Caused by an accumulation of cerebrospinal fluid within the brain and typically causing increased pressure inside the skull, hydrocephalus is often regulated through a shunt valve.

Nick designed and 3D printed a shunt valve to fit to a teddy bear and shared his creation with the family and online before 68,000 people went to his Facebook page to praise him.

He told the YEP: "I thought to myself, 'what have I just stumbled upon?' and before I knew it in October time I had around 100 requests for teddies with shunt valves.

"I needed to know these were safe to give to vulnerable children so I fundraised and found a lab which tests toys and plastics.

Nick Hardman at his computer.

"I refined the design until it was compliant with toy standards and shipped them out to the 100 families.

"Then, on Christmas Eve I sent a further 50 kids with hydrocephalus a toy."

Nick then listed his teddy shunt valves on Etsy and began shipping them right across the world - from Morley all the way to Australia and America.
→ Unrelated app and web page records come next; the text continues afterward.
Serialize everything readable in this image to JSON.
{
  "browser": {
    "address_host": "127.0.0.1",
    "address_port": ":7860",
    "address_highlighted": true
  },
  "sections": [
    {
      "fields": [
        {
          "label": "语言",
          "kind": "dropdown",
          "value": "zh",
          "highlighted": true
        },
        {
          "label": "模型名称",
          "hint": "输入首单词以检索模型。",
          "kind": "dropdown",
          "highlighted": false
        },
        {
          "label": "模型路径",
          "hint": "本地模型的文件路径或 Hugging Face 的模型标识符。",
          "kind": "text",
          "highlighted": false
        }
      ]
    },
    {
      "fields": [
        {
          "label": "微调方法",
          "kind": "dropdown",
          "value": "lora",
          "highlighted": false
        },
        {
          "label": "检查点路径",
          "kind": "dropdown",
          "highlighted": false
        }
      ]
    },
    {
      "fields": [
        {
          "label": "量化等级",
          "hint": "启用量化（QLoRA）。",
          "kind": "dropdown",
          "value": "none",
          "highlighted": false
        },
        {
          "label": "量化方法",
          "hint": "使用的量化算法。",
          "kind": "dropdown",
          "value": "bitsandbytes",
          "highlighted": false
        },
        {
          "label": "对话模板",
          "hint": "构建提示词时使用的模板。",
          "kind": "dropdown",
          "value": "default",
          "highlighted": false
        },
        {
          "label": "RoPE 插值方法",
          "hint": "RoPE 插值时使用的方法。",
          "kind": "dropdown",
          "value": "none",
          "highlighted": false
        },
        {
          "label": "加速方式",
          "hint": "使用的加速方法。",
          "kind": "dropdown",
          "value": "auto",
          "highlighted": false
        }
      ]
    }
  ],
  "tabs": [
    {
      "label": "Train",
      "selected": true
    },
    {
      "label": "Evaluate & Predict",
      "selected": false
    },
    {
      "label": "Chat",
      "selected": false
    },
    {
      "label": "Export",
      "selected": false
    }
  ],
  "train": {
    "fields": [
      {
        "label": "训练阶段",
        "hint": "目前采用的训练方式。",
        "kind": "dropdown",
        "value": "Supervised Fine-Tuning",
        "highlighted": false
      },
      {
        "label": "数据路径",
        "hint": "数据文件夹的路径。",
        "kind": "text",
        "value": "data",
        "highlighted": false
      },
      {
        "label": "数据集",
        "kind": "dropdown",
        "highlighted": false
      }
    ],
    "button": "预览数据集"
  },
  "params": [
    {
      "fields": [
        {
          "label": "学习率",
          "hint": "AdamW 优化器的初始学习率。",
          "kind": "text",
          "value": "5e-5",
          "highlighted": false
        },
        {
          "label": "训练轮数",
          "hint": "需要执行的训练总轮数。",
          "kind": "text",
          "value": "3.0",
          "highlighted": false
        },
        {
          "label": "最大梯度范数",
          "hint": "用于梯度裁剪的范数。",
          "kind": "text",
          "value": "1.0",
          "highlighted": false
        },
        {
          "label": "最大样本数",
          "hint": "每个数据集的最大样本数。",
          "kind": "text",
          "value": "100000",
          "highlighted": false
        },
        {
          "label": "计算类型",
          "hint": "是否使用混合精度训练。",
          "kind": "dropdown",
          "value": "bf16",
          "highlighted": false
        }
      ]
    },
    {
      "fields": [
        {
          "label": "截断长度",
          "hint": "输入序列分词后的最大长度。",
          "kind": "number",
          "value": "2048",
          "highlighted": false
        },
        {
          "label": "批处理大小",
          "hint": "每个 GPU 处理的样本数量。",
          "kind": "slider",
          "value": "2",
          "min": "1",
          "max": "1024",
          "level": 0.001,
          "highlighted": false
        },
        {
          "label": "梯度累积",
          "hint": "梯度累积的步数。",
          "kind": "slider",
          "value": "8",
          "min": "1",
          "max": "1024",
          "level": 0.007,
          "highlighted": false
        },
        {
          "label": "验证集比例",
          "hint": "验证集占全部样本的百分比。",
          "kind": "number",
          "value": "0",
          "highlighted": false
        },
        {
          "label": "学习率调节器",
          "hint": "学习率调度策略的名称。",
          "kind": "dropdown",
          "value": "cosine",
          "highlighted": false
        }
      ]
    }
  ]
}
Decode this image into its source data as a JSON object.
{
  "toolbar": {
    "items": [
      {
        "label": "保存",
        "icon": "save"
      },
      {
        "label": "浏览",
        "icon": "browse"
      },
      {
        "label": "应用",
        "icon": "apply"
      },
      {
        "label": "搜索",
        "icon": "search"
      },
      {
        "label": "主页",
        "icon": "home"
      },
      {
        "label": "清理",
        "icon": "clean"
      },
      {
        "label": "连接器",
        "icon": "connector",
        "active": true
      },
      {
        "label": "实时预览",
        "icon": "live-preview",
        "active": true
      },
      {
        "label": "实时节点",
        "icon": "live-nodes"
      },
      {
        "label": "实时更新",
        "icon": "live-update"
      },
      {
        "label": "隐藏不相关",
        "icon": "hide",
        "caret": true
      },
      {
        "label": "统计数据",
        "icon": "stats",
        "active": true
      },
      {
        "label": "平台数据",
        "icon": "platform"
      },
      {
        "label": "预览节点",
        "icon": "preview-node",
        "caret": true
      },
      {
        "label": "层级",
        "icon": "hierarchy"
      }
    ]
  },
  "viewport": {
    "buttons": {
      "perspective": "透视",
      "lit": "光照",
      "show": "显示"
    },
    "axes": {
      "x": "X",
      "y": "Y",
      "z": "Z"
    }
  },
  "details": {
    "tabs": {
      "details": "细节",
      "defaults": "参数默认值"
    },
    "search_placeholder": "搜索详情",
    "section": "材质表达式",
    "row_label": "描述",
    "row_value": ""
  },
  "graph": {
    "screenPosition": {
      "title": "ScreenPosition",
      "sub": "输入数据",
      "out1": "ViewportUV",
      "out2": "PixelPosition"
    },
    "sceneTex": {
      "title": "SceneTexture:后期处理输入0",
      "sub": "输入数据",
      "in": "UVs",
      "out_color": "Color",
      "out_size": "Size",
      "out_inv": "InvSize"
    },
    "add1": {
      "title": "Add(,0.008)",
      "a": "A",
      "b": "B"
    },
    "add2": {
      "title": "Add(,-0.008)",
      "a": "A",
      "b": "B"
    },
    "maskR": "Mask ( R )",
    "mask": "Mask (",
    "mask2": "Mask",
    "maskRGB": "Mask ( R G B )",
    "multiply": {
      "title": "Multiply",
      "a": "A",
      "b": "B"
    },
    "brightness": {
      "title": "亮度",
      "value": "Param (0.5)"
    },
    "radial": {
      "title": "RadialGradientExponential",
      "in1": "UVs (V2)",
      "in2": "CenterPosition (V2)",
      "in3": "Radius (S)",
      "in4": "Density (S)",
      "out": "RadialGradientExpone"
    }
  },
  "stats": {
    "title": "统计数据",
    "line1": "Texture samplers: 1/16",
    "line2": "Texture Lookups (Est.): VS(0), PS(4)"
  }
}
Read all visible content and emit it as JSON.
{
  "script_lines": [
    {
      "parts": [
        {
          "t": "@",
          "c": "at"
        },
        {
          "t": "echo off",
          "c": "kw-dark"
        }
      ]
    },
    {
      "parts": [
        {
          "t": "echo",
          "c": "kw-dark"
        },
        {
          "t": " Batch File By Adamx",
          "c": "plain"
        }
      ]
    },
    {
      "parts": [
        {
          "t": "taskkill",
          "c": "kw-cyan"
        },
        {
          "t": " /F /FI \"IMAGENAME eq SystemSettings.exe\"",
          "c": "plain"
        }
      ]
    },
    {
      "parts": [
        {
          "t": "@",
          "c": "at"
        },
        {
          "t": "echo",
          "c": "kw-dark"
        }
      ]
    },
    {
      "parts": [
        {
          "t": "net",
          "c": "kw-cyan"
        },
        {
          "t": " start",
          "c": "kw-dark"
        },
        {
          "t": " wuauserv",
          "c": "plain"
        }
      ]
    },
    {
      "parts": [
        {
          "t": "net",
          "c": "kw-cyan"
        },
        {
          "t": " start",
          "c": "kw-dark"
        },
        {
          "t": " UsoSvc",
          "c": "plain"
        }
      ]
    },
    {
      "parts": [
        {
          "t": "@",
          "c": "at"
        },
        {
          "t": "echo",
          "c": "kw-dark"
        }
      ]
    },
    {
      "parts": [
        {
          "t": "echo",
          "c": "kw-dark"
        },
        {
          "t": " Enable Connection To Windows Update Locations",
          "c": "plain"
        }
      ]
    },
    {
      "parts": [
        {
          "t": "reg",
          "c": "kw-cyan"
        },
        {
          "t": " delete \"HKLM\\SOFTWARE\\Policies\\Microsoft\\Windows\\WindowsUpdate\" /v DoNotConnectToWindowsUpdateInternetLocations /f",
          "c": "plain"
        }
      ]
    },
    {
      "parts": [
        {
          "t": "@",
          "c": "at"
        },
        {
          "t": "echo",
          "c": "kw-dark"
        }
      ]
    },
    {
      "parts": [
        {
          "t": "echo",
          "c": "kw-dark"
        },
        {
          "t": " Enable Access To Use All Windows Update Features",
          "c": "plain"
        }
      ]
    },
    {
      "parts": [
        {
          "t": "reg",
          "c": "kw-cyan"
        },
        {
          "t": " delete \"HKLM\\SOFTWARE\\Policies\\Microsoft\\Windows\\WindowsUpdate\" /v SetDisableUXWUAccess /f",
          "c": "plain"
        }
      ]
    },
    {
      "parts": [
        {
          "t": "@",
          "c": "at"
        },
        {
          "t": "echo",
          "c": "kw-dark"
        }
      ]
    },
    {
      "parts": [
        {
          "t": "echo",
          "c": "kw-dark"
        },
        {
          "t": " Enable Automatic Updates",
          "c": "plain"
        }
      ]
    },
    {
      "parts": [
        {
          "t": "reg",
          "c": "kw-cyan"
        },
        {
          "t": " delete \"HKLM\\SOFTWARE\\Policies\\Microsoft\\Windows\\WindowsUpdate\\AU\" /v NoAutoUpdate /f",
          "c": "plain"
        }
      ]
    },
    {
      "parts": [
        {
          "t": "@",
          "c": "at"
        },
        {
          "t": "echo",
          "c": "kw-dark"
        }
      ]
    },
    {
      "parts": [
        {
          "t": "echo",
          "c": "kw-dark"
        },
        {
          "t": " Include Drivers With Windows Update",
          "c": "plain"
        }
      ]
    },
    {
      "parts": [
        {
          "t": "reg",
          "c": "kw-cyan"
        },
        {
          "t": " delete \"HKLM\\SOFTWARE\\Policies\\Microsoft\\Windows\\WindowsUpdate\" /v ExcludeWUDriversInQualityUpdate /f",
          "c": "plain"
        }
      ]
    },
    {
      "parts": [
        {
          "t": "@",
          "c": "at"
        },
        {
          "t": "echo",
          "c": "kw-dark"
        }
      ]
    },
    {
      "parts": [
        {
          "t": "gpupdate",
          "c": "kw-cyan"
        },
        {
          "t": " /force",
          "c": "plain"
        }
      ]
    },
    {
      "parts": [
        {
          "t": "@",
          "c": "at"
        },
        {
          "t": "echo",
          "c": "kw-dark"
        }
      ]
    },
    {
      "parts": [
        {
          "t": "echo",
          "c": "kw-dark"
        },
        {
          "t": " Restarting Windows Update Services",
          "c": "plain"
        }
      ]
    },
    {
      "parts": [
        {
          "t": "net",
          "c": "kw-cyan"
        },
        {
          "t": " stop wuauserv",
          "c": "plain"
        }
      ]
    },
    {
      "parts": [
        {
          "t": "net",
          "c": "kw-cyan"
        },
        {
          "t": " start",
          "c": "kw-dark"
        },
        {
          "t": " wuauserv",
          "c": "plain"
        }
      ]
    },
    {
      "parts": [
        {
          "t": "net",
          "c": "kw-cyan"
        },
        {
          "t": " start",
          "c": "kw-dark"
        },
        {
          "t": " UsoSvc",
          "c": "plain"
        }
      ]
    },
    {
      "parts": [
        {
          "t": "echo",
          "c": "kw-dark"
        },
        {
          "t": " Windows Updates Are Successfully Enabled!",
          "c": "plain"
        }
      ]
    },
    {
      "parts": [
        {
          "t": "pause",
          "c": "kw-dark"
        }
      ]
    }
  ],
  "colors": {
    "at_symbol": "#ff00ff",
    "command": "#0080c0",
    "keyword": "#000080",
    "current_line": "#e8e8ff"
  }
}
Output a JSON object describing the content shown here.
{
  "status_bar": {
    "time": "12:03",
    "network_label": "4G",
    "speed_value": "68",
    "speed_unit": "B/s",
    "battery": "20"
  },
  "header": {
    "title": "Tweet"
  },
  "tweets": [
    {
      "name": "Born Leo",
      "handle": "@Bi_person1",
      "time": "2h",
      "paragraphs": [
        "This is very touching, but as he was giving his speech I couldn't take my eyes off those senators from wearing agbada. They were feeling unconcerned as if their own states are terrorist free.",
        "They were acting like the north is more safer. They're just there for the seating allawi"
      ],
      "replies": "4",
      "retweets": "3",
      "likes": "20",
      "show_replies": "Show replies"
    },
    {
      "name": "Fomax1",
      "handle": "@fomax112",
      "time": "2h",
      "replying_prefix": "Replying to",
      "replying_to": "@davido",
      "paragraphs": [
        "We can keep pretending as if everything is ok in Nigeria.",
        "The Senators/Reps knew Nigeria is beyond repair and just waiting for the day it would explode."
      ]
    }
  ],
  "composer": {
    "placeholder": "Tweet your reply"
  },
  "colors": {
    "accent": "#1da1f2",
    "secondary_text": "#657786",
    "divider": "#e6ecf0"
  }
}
He continued to take requests to create teddies with different conditions, including having made a teddy bear with a tracheostomy valve.

When a children's play therapist contacted Nick and told him that someone 'needed' to invent a Berlin Heart toy, he did his research and - 'just wow' - realised why a child would need the toy so much.

When a child's heart fails, they are hooked up to an external mechanical heart, the Berlin Heart, on an air driven pump and they stay connected to this until another child's heart is donated after they have died.

Nick said: "When I heard how a Berlin Heart was used, just wow, I needed to make this.

"My friend designed me a 3D model of a Berlin Heart and although I couldn't get back in touch with the play therapist, I continued creating the toy as it was far too important to put down.

"I purchased a giant teddy from Amazon, named him Eddie the Teddy, worked out how to do the heart surgery and did the world's first Berlin Heart surgery on a 1.2 metre tall teddy bear.

"I then wrote to Great Ormond Street Hospital and asked them if they wanted to take care of Eddie and give him to a child who needs him.

"They said they definitely wanted him, but that he would only be able to be used by one child as he wouldn't be able to be sterilized properly."

Now, Eddie is waiting to be shipped to Great Ormond Street - and Nick plans to continue to make Berlin Hearts to give to the hospital so they can attach these to their serializable dolls.

And after having joined a virtual call with 70 play specialists from hospitals across the country, he is also now preparing to create 3D models for other requested conditions to attach to toys.

Nick added: "I've got a bit of a dream in my head now for all this.

"I can make seven Berlin Hearts in one day, and I want to send them to all the children's hospitals in the country.

"I've had donations made which will cover the plastic costs and I'm hoping a toy company can donate some dolls.

"If I could ship these to every hospital it would be absolutely mind blowing.

"I've realised that while I've been designing things for individual children, I've inadvertently got a perfect set of resources for hospital play specialists and that I can keep going and expand these."

He now wants to create a not-for-profit business for 3D printing to allow him to buy more machines, produce on larger scales and so that hospitals can purchase from him.

Nick said: "I know there's a need for this, I got 100 vulnerable children wanting the first thing I made so I know it's worth it.

"Play therapists are trying to normalise disabilities for children and I can make a big difference here - I'm going to make these toys exist on a wider scale."